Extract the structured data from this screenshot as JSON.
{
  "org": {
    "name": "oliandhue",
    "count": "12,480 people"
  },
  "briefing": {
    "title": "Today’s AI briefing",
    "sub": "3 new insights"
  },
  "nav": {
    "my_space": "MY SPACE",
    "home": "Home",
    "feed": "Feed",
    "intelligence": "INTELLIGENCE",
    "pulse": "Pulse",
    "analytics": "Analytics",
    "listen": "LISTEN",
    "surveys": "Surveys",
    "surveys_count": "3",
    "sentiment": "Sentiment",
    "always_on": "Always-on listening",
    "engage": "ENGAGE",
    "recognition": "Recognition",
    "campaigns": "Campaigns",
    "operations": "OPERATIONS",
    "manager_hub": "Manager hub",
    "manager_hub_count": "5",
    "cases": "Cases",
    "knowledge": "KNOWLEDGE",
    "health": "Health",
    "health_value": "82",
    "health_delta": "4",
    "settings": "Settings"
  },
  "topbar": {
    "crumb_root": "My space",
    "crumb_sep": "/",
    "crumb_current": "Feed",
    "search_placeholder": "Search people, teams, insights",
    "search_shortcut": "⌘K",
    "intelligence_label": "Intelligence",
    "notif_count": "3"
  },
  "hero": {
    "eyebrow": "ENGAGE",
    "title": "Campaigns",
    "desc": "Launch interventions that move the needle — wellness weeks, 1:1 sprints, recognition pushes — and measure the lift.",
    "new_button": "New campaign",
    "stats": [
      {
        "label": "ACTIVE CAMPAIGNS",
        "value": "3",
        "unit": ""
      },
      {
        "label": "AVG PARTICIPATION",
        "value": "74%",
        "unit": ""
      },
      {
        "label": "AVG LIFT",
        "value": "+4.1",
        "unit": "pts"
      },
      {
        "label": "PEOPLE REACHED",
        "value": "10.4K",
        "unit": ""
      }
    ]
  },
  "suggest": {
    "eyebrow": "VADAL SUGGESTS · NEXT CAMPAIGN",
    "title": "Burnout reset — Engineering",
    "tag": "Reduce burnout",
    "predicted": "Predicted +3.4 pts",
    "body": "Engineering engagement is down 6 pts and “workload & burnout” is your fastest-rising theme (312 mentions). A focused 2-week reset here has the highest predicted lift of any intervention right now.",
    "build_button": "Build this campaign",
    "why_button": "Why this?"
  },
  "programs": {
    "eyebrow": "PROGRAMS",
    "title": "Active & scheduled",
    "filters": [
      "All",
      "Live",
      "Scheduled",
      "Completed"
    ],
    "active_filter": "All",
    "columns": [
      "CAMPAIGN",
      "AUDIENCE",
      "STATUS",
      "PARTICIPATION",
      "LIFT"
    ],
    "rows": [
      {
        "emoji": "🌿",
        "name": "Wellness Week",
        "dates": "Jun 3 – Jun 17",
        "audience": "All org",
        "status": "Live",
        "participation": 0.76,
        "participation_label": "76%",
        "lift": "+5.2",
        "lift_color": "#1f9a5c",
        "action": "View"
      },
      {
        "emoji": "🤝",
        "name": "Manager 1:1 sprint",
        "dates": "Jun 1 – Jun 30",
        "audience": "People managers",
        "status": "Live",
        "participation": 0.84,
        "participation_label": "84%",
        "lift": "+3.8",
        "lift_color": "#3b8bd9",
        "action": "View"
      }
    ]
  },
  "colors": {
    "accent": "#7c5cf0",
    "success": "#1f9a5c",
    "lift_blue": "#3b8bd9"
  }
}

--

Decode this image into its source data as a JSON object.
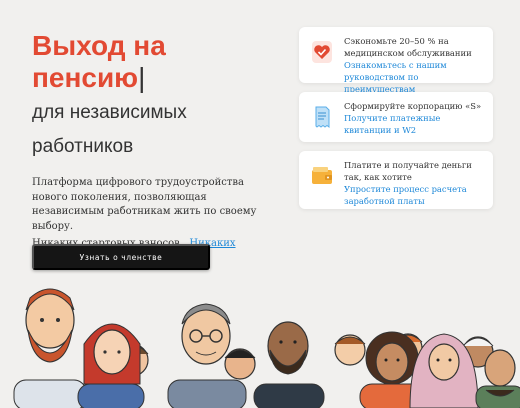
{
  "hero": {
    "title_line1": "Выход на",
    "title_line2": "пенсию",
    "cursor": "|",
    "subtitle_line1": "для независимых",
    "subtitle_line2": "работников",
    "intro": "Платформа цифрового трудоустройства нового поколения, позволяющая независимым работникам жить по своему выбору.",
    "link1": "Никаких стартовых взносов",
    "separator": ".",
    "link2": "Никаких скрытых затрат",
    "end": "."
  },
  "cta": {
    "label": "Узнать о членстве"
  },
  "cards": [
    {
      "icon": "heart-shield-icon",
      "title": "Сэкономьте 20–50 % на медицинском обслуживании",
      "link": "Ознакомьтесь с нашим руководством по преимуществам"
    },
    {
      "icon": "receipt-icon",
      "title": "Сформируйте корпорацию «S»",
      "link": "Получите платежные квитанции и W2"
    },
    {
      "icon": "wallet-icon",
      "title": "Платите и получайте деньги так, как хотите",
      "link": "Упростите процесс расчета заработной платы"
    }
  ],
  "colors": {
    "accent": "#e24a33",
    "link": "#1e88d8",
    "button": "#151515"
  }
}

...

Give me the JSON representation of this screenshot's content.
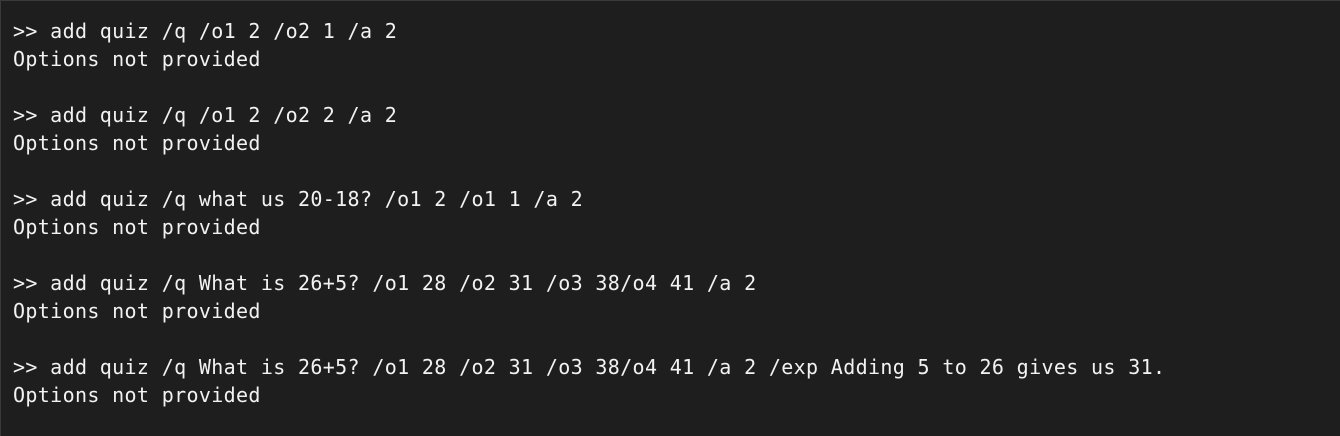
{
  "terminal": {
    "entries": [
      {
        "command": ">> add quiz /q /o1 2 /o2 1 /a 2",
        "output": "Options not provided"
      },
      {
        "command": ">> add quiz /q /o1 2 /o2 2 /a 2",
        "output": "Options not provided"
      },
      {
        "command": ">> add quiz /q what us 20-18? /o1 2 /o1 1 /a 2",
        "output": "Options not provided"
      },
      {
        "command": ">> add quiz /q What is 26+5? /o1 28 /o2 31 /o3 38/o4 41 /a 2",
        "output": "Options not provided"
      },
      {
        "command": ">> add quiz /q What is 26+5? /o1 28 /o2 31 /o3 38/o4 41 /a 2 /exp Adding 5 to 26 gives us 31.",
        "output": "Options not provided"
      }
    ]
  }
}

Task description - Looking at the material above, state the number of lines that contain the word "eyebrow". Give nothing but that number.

Completed exercise - 3